It started with Mike Ladano, then Aaron at Keeps Me Alive, Geoff at 1001 Albums and finally, Mr. 1537 jumped in. Thanks, guys, for making me laugh out loud! 🙂

I know there are others out there hoping to join in – and I encourage you to get in on the fun!

[For the Love Of ‘Fee] Irresistables Le Cafe Guatemala Coffee

‘For the Love of ‘Fee’ is one coffee-lover’s attempt to machete through the tangle of coffee beans and brews to find an awesome cup of coffee. Juan Valdez follows ME! 🙂

Welcome to my first coffee review! I am sure it will take me a bit to get the “coffee review format” just right, so bear with me.


  • Irresistables brand Le CafĂ© Guatemala Premium Ground Coffee
  • Bought on sale, August 16, at Metro, Main St, Stouffville, Ontario; $6.94 for a 340 g bag – 50 cents off (woohoo…).
  • Percolated using a Cuisinart brand electric percolator, cold water from the fridge and basket paper filter inside the coffee ground reservoir to prevent grounds from getting into the brewed coffee.
  • For the purpose of comparison, I also have a can of Maxwell House 100% pure ground Colombian coffee, an average-based all-around “for everyone” coffee that I will use to compare aroma, look and texture of the ground beans.


First of all, this coffee is under the Irresistables label, but “prepared for Metro Brands”, so essentially, Irresistables is a shell to disguise it as a store brand. Metro, for those who don’t live in Canada, is what A & P used to be. Sometimes I like to try the store brands because they’re cheap, and maybe they taste half decent. Metro took over A & P’s store brands when they were sold, so one name you might know is the “8 O’clock Coffee” brand.

The ground coffee is packaged in a foil-lined plastic bag. The bag’s cover has a stylized image of plants and a dragonfly in shades of yellow, brown and green. The package boasts the coffee as a medium roast, which is my preferred type of coffee. The older I get, and the more coffee I drink, the less interested I am in espresso-type coffee (too strong for me tummy). This means, I don’t normally go for Starbucks’ strong brew, or dark roasts.

First impressions:

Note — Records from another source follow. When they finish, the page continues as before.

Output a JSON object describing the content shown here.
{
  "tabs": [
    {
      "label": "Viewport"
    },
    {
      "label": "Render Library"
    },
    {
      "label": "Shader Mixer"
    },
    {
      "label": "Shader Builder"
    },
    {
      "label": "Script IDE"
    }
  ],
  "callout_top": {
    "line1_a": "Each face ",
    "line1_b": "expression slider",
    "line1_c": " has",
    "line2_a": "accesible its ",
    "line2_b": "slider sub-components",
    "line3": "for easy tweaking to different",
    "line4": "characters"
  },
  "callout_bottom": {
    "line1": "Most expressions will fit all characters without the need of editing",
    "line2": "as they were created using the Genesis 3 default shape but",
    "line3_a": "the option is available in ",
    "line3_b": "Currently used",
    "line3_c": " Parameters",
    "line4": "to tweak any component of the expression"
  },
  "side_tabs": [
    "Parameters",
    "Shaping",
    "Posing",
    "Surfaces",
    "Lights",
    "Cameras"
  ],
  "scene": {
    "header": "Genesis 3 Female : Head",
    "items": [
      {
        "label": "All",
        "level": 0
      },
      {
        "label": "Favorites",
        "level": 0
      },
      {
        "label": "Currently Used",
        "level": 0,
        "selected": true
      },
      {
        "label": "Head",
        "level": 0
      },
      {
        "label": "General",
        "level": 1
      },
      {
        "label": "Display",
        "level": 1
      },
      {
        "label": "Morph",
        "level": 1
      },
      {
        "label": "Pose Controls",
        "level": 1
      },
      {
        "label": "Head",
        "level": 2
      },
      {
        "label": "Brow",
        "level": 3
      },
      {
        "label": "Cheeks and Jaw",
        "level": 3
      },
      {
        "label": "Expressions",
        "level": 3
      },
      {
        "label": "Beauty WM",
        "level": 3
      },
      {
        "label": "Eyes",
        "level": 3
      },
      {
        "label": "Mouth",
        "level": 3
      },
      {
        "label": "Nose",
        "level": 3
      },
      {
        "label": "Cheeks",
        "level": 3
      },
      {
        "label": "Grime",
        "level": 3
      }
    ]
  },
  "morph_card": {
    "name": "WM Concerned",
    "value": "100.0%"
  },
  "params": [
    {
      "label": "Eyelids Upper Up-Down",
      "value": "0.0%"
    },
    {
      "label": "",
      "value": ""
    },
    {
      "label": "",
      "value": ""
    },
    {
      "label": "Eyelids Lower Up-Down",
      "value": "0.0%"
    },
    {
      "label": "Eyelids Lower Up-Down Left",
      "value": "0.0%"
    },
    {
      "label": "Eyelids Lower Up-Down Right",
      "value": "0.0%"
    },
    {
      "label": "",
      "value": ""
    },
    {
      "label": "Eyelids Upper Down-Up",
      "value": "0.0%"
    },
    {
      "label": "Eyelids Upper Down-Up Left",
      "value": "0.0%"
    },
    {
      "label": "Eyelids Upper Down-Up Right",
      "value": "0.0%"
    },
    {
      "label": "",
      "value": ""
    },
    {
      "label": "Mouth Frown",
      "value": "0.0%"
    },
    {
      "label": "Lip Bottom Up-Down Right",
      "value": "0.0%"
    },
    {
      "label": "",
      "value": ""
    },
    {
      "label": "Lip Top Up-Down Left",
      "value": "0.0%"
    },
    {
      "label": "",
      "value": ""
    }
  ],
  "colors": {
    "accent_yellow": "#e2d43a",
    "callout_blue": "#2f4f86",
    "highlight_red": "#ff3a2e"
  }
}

I have little knowledge or experience on what tastes better with respect to coffee beans from around the world. The common coffee I am used to drinking is Colombian. Moving from a drip coffee maker to a percolator is where I have noticed a change of taste; I find percolated coffee to be more full-bodied in taste, but that’s just me. The difference between Colombian and Guatemalan beans, however? Meh, no idea.

Upon opening the package of Le CafĂ© Guatemala coffee, I am hit with an agreeable and recognizable smell of coffee with a light whiff of earth and wet wood.* The coffee beans being pre-ground meant that I didn’t have to grind them myself using my burr mill. For a medium roast, the grounds look pretty dark and appear more finely ground than the Maxwell House coffee I have in the cupboard.

How it smells and tastes compared to regular Colombian (Maxwell House):

The brewed Guatemalan coffee actually has a faint aroma of dark chocolate, but more of a common coffee shop flavour on your tastebuds. The dark colour of the grounds did not signify a dark roast; the finished brew isn’t particularly strong and I was initially fearful that calling this a medium roast was a misnomer. The difference between this and “regular” Colombian? In terms of flavour, honestly, they both smell and taste similar. Le CafĂ© Guatemalan did make a decent cup o’ fee, but I didn’t find it to be anything unique or celebratory really.

Worth the price?

Hmm. Because Le CafĂ© Guatemala Premium Ground Coffee is decent coffee, but because it tastes so similar to the run-of-the-mill coffee, it’s probably not something I would purposely choose to buy in the future. That said, 340 g bag of coffee for $6.95 vs a 311 g can of Maxwell House for $5? I say save your pennies. But, then again, your mileage may vary.


*Hey, I know I say “yeah it smells like coffee” and you’re probably thinking “duh”, but you’ll find out in future reviews that some coffees don’t smell a darn thing like coffee until you add hot water to them.